**Required action**
Exact reproduction of all the data is required, with pictures excluded.

:: Provided data

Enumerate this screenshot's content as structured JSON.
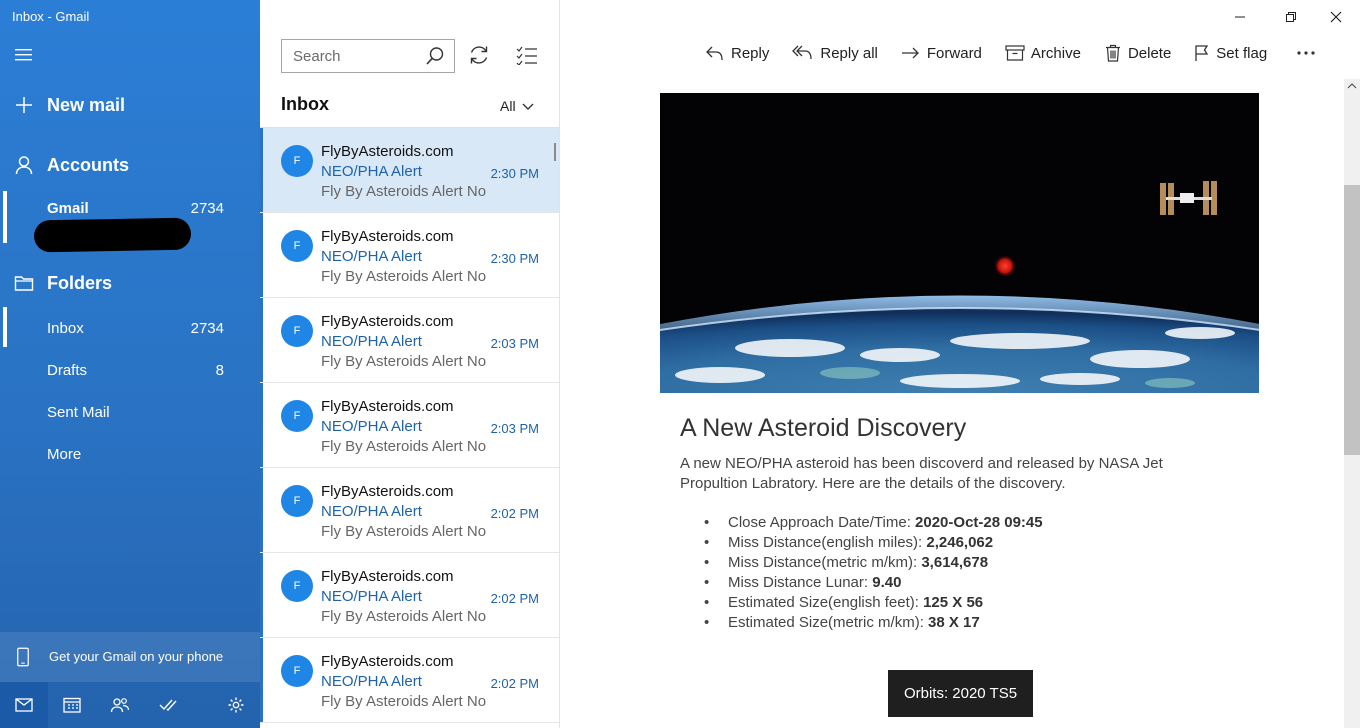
{
  "window": {
    "title": "Inbox - Gmail"
  },
  "nav": {
    "new_mail": "New mail",
    "accounts": "Accounts",
    "account": {
      "name": "Gmail",
      "count": "2734"
    },
    "folders_label": "Folders",
    "folders": [
      {
        "label": "Inbox",
        "count": "2734"
      },
      {
        "label": "Drafts",
        "count": "8"
      },
      {
        "label": "Sent Mail",
        "count": ""
      },
      {
        "label": "More",
        "count": ""
      }
    ],
    "phone_promo": "Get your Gmail on your phone"
  },
  "list": {
    "search_placeholder": "Search",
    "title": "Inbox",
    "filter": "All",
    "messages": [
      {
        "avatar": "F",
        "from": "FlyByAsteroids.com",
        "subject": "NEO/PHA Alert",
        "time": "2:30 PM",
        "preview": "Fly By Asteroids Alert No"
      },
      {
        "avatar": "F",
        "from": "FlyByAsteroids.com",
        "subject": "NEO/PHA Alert",
        "time": "2:30 PM",
        "preview": "Fly By Asteroids Alert No"
      },
      {
        "avatar": "F",
        "from": "FlyByAsteroids.com",
        "subject": "NEO/PHA Alert",
        "time": "2:03 PM",
        "preview": "Fly By Asteroids Alert No"
      },
      {
        "avatar": "F",
        "from": "FlyByAsteroids.com",
        "subject": "NEO/PHA Alert",
        "time": "2:03 PM",
        "preview": "Fly By Asteroids Alert No"
      },
      {
        "avatar": "F",
        "from": "FlyByAsteroids.com",
        "subject": "NEO/PHA Alert",
        "time": "2:02 PM",
        "preview": "Fly By Asteroids Alert No"
      },
      {
        "avatar": "F",
        "from": "FlyByAsteroids.com",
        "subject": "NEO/PHA Alert",
        "time": "2:02 PM",
        "preview": "Fly By Asteroids Alert No"
      },
      {
        "avatar": "F",
        "from": "FlyByAsteroids.com",
        "subject": "NEO/PHA Alert",
        "time": "2:02 PM",
        "preview": "Fly By Asteroids Alert No"
      }
    ]
  },
  "toolbar": {
    "reply": "Reply",
    "reply_all": "Reply all",
    "forward": "Forward",
    "archive": "Archive",
    "delete": "Delete",
    "set_flag": "Set flag",
    "more": "···"
  },
  "email": {
    "heading": "A New Asteroid Discovery",
    "intro": "A new NEO/PHA asteroid has been discoverd and released by NASA Jet Propultion Labratory. Here are the details of the discovery.",
    "details": [
      {
        "label": "Close Approach Date/Time: ",
        "value": "2020-Oct-28 09:45"
      },
      {
        "label": "Miss Distance(english miles): ",
        "value": "2,246,062"
      },
      {
        "label": "Miss Distance(metric m/km): ",
        "value": "3,614,678"
      },
      {
        "label": "Miss Distance Lunar: ",
        "value": "9.40"
      },
      {
        "label": "Estimated Size(english feet): ",
        "value": "125 X 56"
      },
      {
        "label": "Estimated Size(metric m/km): ",
        "value": "38 X 17"
      }
    ],
    "orbits_button": "Orbits: 2020 TS5"
  },
  "colors": {
    "nav_blue": "#2a73c4",
    "accent_link": "#1e63a9",
    "selected_row": "#d9e8f7"
  }
}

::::

**Response to the task**
Enumerate this screenshot's content as structured JSON.
{
  "window": {
    "title": "Inbox - Gmail"
  },
  "nav": {
    "new_mail": "New mail",
    "accounts": "Accounts",
    "account": {
      "name": "Gmail",
      "count": "2734"
    },
    "folders_label": "Folders",
    "folders": [
      {
        "label": "Inbox",
        "count": "2734"
      },
      {
        "label": "Drafts",
        "count": "8"
      },
      {
        "label": "Sent Mail",
        "count": ""
      },
      {
        "label": "More",
        "count": ""
      }
    ],
    "phone_promo": "Get your Gmail on your phone"
  },
  "list": {
    "search_placeholder": "Search",
    "title": "Inbox",
    "filter": "All",
    "messages": [
      {
        "avatar": "F",
        "from": "FlyByAsteroids.com",
        "subject": "NEO/PHA Alert",
        "time": "2:30 PM",
        "preview": "Fly By Asteroids Alert No"
      },
      {
        "avatar": "F",
        "from": "FlyByAsteroids.com",
        "subject": "NEO/PHA Alert",
        "time": "2:30 PM",
        "preview": "Fly By Asteroids Alert No"
      },
      {
        "avatar": "F",
        "from": "FlyByAsteroids.com",
        "subject": "NEO/PHA Alert",
        "time": "2:03 PM",
        "preview": "Fly By Asteroids Alert No"
      },
      {
        "avatar": "F",
        "from": "FlyByAsteroids.com",
        "subject": "NEO/PHA Alert",
        "time": "2:03 PM",
        "preview": "Fly By Asteroids Alert No"
      },
      {
        "avatar": "F",
        "from": "FlyByAsteroids.com",
        "subject": "NEO/PHA Alert",
        "time": "2:02 PM",
        "preview": "Fly By Asteroids Alert No"
      },
      {
        "avatar": "F",
        "from": "FlyByAsteroids.com",
        "subject": "NEO/PHA Alert",
        "time": "2:02 PM",
        "preview": "Fly By Asteroids Alert No"
      },
      {
        "avatar": "F",
        "from": "FlyByAsteroids.com",
        "subject": "NEO/PHA Alert",
        "time": "2:02 PM",
        "preview": "Fly By Asteroids Alert No"
      }
    ]
  },
  "toolbar": {
    "reply": "Reply",
    "reply_all": "Reply all",
    "forward": "Forward",
    "archive": "Archive",
    "delete": "Delete",
    "set_flag": "Set flag",
    "more": "···"
  },
  "email": {
    "heading": "A New Asteroid Discovery",
    "intro": "A new NEO/PHA asteroid has been discoverd and released by NASA Jet Propultion Labratory. Here are the details of the discovery.",
    "details": [
      {
        "label": "Close Approach Date/Time: ",
        "value": "2020-Oct-28 09:45"
      },
      {
        "label": "Miss Distance(english miles): ",
        "value": "2,246,062"
      },
      {
        "label": "Miss Distance(metric m/km): ",
        "value": "3,614,678"
      },
      {
        "label": "Miss Distance Lunar: ",
        "value": "9.40"
      },
      {
        "label": "Estimated Size(english feet): ",
        "value": "125 X 56"
      },
      {
        "label": "Estimated Size(metric m/km): ",
        "value": "38 X 17"
      }
    ],
    "orbits_button": "Orbits: 2020 TS5"
  },
  "colors": {
    "nav_blue": "#2a73c4",
    "accent_link": "#1e63a9",
    "selected_row": "#d9e8f7"
  }
}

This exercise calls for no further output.